A great Christmas song needs to be full of either emotion or mad humour. Spike Jones and his City Slickers’ version of ‘Rudolph The Red-Nosed Reindeer’ is the epitome of the wacky fun-filled Xmas song. Likewise Huey ‘Piano’ Smith’s version of ‘Twas The Night Before Xmas’: with its rolling New Orleans piano and deep bass voice, it sounds like the musical accompaniment to a classic Tom & Jerry cartoon.
‘Twas the night before Christmas…’ is the first line of the most famous Christmas poem ever written (in 1823 by Clement Clark Moore), and the inspiration for the first Christmas pop song (1963) to give Santa his route down the chimney.

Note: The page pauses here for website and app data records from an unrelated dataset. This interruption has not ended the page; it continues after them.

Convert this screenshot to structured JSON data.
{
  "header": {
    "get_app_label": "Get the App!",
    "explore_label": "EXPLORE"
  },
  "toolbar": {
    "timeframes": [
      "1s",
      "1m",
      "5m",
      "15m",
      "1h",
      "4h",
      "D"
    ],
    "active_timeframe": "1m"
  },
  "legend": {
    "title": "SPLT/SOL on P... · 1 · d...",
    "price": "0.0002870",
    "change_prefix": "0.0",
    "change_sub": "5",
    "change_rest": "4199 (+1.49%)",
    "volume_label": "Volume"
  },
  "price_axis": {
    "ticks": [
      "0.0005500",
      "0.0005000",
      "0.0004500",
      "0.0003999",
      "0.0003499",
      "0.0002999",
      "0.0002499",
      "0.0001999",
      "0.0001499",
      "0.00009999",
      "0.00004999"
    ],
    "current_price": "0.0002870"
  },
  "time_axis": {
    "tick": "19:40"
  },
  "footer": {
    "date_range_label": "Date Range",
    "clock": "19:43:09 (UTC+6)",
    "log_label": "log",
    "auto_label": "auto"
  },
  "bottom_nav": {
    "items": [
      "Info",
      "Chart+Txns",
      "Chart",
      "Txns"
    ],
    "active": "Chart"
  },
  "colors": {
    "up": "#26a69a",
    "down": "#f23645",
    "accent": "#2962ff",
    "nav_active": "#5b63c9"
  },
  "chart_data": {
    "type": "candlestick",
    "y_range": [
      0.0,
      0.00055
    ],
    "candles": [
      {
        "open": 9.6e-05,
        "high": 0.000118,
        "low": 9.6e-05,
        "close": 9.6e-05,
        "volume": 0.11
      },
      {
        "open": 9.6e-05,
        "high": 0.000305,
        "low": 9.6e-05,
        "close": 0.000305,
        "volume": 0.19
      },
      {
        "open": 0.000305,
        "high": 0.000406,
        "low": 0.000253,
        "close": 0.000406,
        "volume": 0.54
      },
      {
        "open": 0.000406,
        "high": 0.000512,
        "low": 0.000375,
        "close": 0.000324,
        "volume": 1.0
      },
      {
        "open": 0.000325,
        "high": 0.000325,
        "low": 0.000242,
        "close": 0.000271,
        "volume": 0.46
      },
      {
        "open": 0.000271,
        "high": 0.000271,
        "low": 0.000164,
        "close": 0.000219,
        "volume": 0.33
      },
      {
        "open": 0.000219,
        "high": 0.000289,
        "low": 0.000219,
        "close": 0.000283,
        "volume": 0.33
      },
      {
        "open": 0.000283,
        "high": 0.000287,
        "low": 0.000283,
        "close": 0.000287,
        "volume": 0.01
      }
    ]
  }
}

Since then, ‘Up On The House Top’ has been covered by scores of singers, most recently and successfully by Kimberley Locke in 2005, though I prefer the Jackson 5 version from 1970.

In fact, because of my age perhaps, there are a lot of Christmas song recordings from the 1970s that I love. Not the usual Slade and Wizard megahits of the day, but Mud’s ‘Lonely This Christmas’ which is a slight reworking of the Elvis version of ‘Blue Christmas’, and the Partridge Family’s ‘My Christmas Card To You’ being particular favourites. The latter was the only original number on the David Cassidy and Shirley Jones-led TV family’s Christmas album of the same name, a vinyl copy of which – now 36 years old – is still played in our house during December.

As a twentysomething, I used to bug the hell out of the left-leaning, self-styled rebels I shared a house with by loudly playing the CBS Frank Sinatra album, recorded in his 20s and full of carols. ‘The Sinatra Christmas Album’ (the later Capitol recordings) still sounds pretty good too.
These days there are so many fantastic Christmas song compilations covering every musical genre that you can make a different compilation every year (which I do) and not repeat anything. Only Edie and Maudie demand ‘I Saw Mommy Kissing Santa Claus’ and ‘Marshmallow World’ on every single one. It’s ruining my street cred, but what’s a dad to do?

Here are some other songs that rock our Christmas socks. Please send us your Xmas favourites, we’d love to hear them…

Mal: Barbra Streisand's 'A Christmas Album' and my friend Pete Silverton’s 2004 Christmas compilation CD, full of fantastic and unusual songs (we can send you a tracklist, just ask…).
Jane: The Chieftains’ ‘The Bells of Dublin’ with Elvis Costello, Rickie Lee Jones and Jackson Browne is sublime. Plus I also have a very soft spot for Alma Cogan’s ‘Never Do a Tango with an Eskimo’ (‘No, No, No…’).
Tamsin: I like traditional old carols and two of my favourites are ‘The Boar’s Head Carol’ and ‘Gloucestershire Wassail’. A nice set of such carols can be found on Paul Hillier's 'Carols from the Old and New Worlds'. And ‘Raffi’s Christmas Album’ gets 10-out-of-10 for younger children.
Carla: ‘Last Christmas’ by George Michael.
Maudie: her second favourite is ‘Winter Wonderland’ also by Darlene Love.
Edie: her third favourite is… oops, she doesn’t have one.